## THE PROBLEM
Scan the entries below for the word "ISPIM", then copy each line that holds it.

----

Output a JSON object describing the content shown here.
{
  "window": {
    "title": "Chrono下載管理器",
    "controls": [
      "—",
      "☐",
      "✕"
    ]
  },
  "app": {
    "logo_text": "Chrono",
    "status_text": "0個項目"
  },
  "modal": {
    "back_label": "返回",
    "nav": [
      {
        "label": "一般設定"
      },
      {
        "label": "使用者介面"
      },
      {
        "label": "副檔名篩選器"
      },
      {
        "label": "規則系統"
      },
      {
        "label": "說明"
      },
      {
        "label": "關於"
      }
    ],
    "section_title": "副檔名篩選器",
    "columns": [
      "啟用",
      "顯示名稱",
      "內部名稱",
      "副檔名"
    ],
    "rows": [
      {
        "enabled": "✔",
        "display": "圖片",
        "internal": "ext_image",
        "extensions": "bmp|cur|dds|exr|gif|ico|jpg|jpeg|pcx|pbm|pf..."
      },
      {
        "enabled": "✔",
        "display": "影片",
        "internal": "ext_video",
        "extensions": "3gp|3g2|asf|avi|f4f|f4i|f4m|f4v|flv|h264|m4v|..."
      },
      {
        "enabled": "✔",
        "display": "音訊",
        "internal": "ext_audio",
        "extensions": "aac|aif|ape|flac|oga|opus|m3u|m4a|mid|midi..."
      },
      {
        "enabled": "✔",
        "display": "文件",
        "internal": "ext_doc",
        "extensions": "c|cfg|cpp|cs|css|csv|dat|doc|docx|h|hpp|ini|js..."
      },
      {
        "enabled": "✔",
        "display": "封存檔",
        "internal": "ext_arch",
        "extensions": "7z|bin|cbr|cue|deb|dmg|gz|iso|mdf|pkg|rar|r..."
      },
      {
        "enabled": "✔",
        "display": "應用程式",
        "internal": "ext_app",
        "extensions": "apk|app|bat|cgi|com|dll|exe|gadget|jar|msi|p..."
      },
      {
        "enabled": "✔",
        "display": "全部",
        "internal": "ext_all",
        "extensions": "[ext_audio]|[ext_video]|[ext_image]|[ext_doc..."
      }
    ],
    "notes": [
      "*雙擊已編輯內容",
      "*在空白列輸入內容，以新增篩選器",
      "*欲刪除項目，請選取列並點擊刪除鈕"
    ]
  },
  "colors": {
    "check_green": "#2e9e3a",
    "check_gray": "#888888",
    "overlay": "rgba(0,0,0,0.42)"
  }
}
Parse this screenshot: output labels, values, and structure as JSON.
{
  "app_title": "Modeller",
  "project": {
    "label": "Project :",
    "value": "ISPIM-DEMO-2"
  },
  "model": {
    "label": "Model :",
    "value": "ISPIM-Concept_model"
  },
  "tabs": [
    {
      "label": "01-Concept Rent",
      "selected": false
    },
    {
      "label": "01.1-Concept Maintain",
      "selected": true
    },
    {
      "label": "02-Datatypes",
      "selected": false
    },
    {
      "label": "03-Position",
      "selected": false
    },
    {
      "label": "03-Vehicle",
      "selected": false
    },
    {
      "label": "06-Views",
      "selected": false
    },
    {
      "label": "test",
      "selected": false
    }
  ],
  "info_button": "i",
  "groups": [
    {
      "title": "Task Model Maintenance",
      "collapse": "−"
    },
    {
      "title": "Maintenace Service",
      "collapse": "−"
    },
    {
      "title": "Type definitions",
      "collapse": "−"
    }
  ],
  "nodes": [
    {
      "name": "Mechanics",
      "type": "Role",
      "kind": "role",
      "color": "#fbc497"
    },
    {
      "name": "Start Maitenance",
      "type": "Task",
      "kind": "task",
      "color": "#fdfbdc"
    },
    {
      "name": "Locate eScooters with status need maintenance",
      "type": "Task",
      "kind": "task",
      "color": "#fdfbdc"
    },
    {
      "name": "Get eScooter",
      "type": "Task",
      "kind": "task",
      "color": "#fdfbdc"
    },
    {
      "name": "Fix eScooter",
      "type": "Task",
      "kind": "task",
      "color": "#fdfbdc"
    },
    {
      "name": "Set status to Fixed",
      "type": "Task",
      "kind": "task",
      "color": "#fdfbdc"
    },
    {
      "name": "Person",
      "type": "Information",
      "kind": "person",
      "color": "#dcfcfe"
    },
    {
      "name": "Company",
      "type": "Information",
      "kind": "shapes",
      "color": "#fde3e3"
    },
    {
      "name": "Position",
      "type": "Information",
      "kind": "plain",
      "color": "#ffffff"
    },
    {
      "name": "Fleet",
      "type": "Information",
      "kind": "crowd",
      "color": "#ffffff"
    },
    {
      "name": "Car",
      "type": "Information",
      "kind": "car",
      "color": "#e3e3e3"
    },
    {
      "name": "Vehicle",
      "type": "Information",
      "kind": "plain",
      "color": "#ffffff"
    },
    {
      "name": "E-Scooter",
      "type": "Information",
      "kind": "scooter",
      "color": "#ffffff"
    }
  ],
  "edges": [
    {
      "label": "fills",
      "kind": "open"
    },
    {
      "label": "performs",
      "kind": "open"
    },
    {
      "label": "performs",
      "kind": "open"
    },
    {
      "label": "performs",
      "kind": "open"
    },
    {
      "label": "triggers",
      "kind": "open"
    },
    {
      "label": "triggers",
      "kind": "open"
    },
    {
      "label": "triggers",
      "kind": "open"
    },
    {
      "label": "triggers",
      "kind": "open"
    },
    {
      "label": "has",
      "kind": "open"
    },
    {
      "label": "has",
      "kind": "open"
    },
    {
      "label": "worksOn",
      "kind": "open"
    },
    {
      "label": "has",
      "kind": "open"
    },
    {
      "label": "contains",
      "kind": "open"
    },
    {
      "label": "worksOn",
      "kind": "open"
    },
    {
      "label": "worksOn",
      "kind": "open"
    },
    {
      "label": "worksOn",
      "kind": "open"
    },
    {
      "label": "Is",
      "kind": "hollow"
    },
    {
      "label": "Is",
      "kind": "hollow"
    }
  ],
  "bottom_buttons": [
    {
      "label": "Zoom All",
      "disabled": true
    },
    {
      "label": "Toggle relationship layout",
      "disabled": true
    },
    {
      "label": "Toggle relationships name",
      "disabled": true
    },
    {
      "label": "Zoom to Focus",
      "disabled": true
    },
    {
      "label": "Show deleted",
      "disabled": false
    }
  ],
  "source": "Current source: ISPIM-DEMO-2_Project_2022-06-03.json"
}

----

## EXERCISE ANSWER
    "value": "ISPIM-DEMO-2"
    "value": "ISPIM-Concept_model"
  "source": "Current source: ISPIM-DEMO-2_Project_2022-06-03.json"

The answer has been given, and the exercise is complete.